When making your tracks, samples can be a very fun and useful resource to feed your creativity, help to express your ideas and add originality to your music. Samples are small elements of recorded sounds which are re-used in new music tracks. Any recorded material can be sampled and processed, ready to include in your new creations. Samples can include elements of a song, dialogues from films, youtube clips - anything that has been recorded and catches your creative ear. Most producers would usually process the sample to create a new feel and make it fit their concept and idea, which includes techniques such as layering, equalising, repitching, and looping, to name just a few possible manipulations. After all, most of the time, used samples become unrecognisable as they are completely recontextualised. The use of samples provides the producer with endless possibilities for their idea expression.
Finding sounds to sample isn't difficult when you know where to look. There are many websites on the net which store libraries of different recorded samples. However, if you have a particular idea and know the type of sound you are after it can feel like trying to find a needle in a haystack.
If you would like to learn more about manipulating and processing samples or how to record your own, book our one to one Music Production sessions HERE.
To start your sample digging, we have compiled a list of go-to website for royalty-free and easily accessible libraries.
https://freesound.org/ - FREESOUND
Freesound is a great database of audio samples recorded and uploaded by fellow users from around the world. It’s easy to use and to navigate - just type in the desired sound and explore the results. The database offers waveform previews, tags and other useful filters for an easier search. The database is completely free, however, pay attention if using samples in your tracks as some users request to be credited.
http://bbcsfx.acropolis.org.uk/ - BBC Sound Effects
The BBC Sound Effects library is a goldmine for any sound designer or more obscure music creator. It includes an impressive 16,016 recordings under the terms of RemArc licence which means the sound effects are BBC copyrighted and you need to clear it for commercial use, but they may be used for personal, educational or research purposes.
The sounds are organised into a vast number of categories such as atmospheres, British rail, explosions, birds, waterfalls, screams to name a few.
https://archive.org/details/audio - Internet Audio Archive
This library is full of royalty-free original music, news broadcasts, old radio shows and even book and poetry readings. You can search the archive by year, media type, language and subject.
http://legowelt.org/samples/ - Legowelt
Legowelt is simply a legend, with his career spanning for over two decades. His extensive sample library is uploaded on his website and holds an expansive collection of synths and drum machines. Think about legendary vintage synths like Roland Juno 106, Kawai K4 and 1970’s Minimoog. All files come in a .zip folder and the sounds are all in 16bit WAV format. This library is a must for everybody as you truly need to browse the site and play around with some of the instruments there.
https://samplefocus.com/ - SampleFocus

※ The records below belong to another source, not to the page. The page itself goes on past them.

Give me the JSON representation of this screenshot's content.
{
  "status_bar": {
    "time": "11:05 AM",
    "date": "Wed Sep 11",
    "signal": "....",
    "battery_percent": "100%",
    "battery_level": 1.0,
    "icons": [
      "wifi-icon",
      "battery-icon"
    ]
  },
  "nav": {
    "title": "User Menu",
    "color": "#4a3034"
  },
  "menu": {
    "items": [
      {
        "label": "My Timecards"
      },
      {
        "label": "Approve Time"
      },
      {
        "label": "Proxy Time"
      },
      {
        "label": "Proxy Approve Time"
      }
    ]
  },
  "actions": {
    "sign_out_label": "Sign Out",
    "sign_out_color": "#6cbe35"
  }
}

This community-led library hosts thousands of audio samples. All the items are tagged and catalogued by category, timbre, mood, character and instrument which makes your searching much easier and quicker. What is more, it offers recommendations on similar sounds based on your search.